Content starts
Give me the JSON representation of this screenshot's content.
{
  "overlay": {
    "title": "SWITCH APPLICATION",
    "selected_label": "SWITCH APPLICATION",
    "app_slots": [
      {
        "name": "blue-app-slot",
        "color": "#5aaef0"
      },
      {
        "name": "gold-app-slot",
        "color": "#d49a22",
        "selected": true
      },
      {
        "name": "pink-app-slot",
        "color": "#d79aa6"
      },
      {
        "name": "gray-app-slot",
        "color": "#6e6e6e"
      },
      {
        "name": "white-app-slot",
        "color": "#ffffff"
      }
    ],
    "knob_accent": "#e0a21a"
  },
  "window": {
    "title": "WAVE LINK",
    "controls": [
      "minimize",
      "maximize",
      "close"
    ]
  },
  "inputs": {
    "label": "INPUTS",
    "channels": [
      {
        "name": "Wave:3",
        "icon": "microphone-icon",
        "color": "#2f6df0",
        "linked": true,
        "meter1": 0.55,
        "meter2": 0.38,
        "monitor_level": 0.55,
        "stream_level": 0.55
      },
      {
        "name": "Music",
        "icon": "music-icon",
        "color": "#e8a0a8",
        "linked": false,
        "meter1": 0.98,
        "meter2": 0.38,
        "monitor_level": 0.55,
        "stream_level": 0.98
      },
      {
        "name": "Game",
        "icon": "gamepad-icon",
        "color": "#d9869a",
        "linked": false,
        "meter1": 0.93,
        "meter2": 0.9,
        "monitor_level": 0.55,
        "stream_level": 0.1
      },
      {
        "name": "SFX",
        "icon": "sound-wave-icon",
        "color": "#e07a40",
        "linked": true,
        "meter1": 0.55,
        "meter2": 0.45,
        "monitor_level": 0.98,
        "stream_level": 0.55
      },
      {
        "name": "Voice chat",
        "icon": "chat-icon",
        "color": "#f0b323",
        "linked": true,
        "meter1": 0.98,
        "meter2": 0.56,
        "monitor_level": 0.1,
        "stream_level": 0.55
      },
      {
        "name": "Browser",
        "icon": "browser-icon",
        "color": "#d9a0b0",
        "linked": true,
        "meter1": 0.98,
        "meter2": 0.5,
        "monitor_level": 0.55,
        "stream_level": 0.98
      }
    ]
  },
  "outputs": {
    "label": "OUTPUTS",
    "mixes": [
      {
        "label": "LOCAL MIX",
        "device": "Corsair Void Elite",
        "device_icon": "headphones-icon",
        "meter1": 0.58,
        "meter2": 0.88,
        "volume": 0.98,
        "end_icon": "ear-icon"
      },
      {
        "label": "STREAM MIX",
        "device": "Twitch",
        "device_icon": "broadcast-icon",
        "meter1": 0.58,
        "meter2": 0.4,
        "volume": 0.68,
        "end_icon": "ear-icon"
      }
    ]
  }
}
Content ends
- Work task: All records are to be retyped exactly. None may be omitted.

- Result of the exercise:
Give me the JSON representation of this screenshot's content.
{
  "overlay": {
    "title": "SWITCH APPLICATION",
    "selected_label": "SWITCH APPLICATION",
    "app_slots": [
      {
        "name": "blue-app-slot",
        "color": "#5aaef0"
      },
      {
        "name": "gold-app-slot",
        "color": "#d49a22",
        "selected": true
      },
      {
        "name": "pink-app-slot",
        "color": "#d79aa6"
      },
      {
        "name": "gray-app-slot",
        "color": "#6e6e6e"
      },
      {
        "name": "white-app-slot",
        "color": "#ffffff"
      }
    ],
    "knob_accent": "#e0a21a"
  },
  "window": {
    "title": "WAVE LINK",
    "controls": [
      "minimize",
      "maximize",
      "close"
    ]
  },
  "inputs": {
    "label": "INPUTS",
    "channels": [
      {
        "name": "Wave:3",
        "icon": "microphone-icon",
        "color": "#2f6df0",
        "linked": true,
        "meter1": 0.55,
        "meter2": 0.38,
        "monitor_level": 0.55,
        "stream_level": 0.55
      },
      {
        "name": "Music",
        "icon": "music-icon",
        "color": "#e8a0a8",
        "linked": false,
        "meter1": 0.98,
        "meter2": 0.38,
        "monitor_level": 0.55,
        "stream_level": 0.98
      },
      {
        "name": "Game",
        "icon": "gamepad-icon",
        "color": "#d9869a",
        "linked": false,
        "meter1": 0.93,
        "meter2": 0.9,
        "monitor_level": 0.55,
        "stream_level": 0.1
      },
      {
        "name": "SFX",
        "icon": "sound-wave-icon",
        "color": "#e07a40",
        "linked": true,
        "meter1": 0.55,
        "meter2": 0.45,
        "monitor_level": 0.98,
        "stream_level": 0.55
      },
      {
        "name": "Voice chat",
        "icon": "chat-icon",
        "color": "#f0b323",
        "linked": true,
        "meter1": 0.98,
        "meter2": 0.56,
        "monitor_level": 0.1,
        "stream_level": 0.55
      },
      {
        "name": "Browser",
        "icon": "browser-icon",
        "color": "#d9a0b0",
        "linked": true,
        "meter1": 0.98,
        "meter2": 0.5,
        "monitor_level": 0.55,
        "stream_level": 0.98
      }
    ]
  },
  "outputs": {
    "label": "OUTPUTS",
    "mixes": [
      {
        "label": "LOCAL MIX",
        "device": "Corsair Void Elite",
        "device_icon": "headphones-icon",
        "meter1": 0.58,
        "meter2": 0.88,
        "volume": 0.98,
        "end_icon": "ear-icon"
      },
      {
        "label": "STREAM MIX",
        "device": "Twitch",
        "device_icon": "broadcast-icon",
        "meter1": 0.58,
        "meter2": 0.4,
        "volume": 0.68,
        "end_icon": "ear-icon"
      }
    ]
  }
}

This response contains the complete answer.